They require less loss of tooth material than telescopic crowns and give a better aesthetic, within the limitations of a smaller element surface area and lower stability. The Pros and Cons of bespoke and off the shelf attachments:
- They are comparable, where the bespoke attachments are often more secure due to the precision manufacture and choice of materials.
- Because of the mechanical burden through rotational and tilting forces, there is a risk of deformation and breakage.
Bar connectors are primarily seen as locking and therefore stabilising elements. They are frequently used in combination with implants. The main disadvantage of the bar connector is the difficulty in cleaning and thus an increased likelihood of inflammation of the gingival tissue. Bar connectors also require more space and this provides the dental technician with additional challenges (1, 2, 3). The flexibility for future expansion or adaptation of the prosthesis is also limited when compared to telescopic attachments (1).
Bolt or key slides
An ideal retaining element is the individually produced or ready-made swinging hinge.
It enables friction-free insertion and removal of the denture. In the locked setting the detachable denture section is fixed securely using a swinging hinge.
The disadvantage is the elaborate construction and the frequent steric problems for the placement of the bolt. Additionally, the bolt requires considerable manual dexterity on behalf of the patient!
This article provides an overview of a wide variety of European answers to providing cost effective and aesthetic solutions for patients using precision connecting elements. Precision milling bridges the gap between conventional dentures and pure implant solutions and give the dental practitioner a wider toolkit to match individual circumstances, taking into account no only the physical oral environment of each patient but also their financial and aesthetic aspirations. Each type of precision connecting element – telescopic, attachments, bars and bolts or key slides – has its own unique features in preparation and application. It is my intention to consider these in more detail individually in future articles if the reader is interested. The manufacture of a perfect prosthesis, one that is not perceived a foreign body in the mouth by the patient, requires great mechanic skill from a dentist and dental technician.

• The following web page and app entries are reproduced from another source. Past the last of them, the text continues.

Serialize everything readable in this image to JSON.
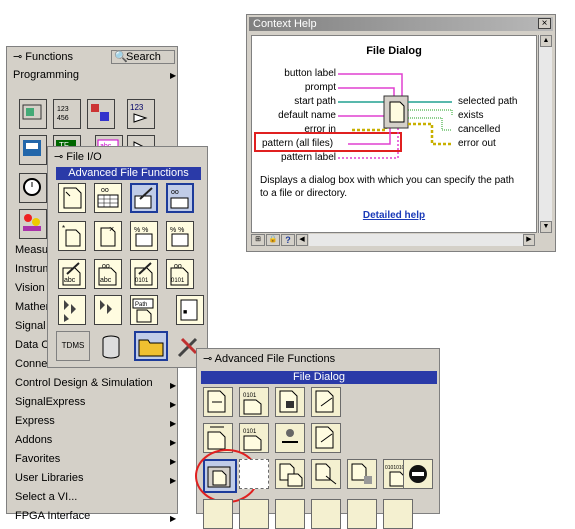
{
  "functions_palette": {
    "title": "Functions",
    "search_label": "Search",
    "programming": "Programming",
    "categories": [
      "Measu",
      "Instrum",
      "Vision",
      "Mather",
      "Signal",
      "Data C",
      "Conne",
      "Control Design & Simulation",
      "SignalExpress",
      "Express",
      "Addons",
      "Favorites",
      "User Libraries",
      "Select a VI...",
      "FPGA Interface"
    ]
  },
  "file_io": {
    "title": "File I/O",
    "header": "Advanced File Functions",
    "icons": [
      "open-file",
      "write-spreadsheet",
      "read-spreadsheet",
      "write-measurement",
      "new-file",
      "delete-file",
      "format-into-file",
      "scan-from-file",
      "write-text",
      "read-text",
      "write-binary",
      "read-binary",
      "tdms",
      "storage",
      "advanced-folder",
      "datalog"
    ]
  },
  "advanced": {
    "title": "Advanced File Functions",
    "header": "File Dialog",
    "icons": [
      "get-file-info",
      "file-size",
      "file-permissions",
      "file-type",
      "list-folder",
      "file-dialog",
      "build-path",
      "strip-path",
      "copy",
      "move",
      "delete",
      "refnum",
      "cancel"
    ]
  },
  "context_help": {
    "title": "Context Help",
    "function_name": "File Dialog",
    "inputs": [
      "button label",
      "prompt",
      "start path",
      "default name",
      "error in",
      "pattern (all files)",
      "pattern label"
    ],
    "outputs": [
      "selected path",
      "exists",
      "cancelled",
      "error out"
    ],
    "description": "Displays a dialog box with which you can specify the path to a file or directory.",
    "detailed_help": "Detailed help",
    "close_label": "×"
  },
  "colors": {
    "title_gradient_start": "#808080",
    "selected_header": "#2a3aa8",
    "highlight_red": "#e02020",
    "wire_pink": "#e040d0",
    "wire_teal": "#20a090",
    "wire_green": "#20a020",
    "error_yellow": "#c8b000"
  }
}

Only the close interaction by both specialists delivers the desired result for the patient.
"Excellence is the result of always striving to do better"-Pat Riley
Dental Prosthetics with Precision Connecting Elements by Ulrich Heker
Precision Milling References see : References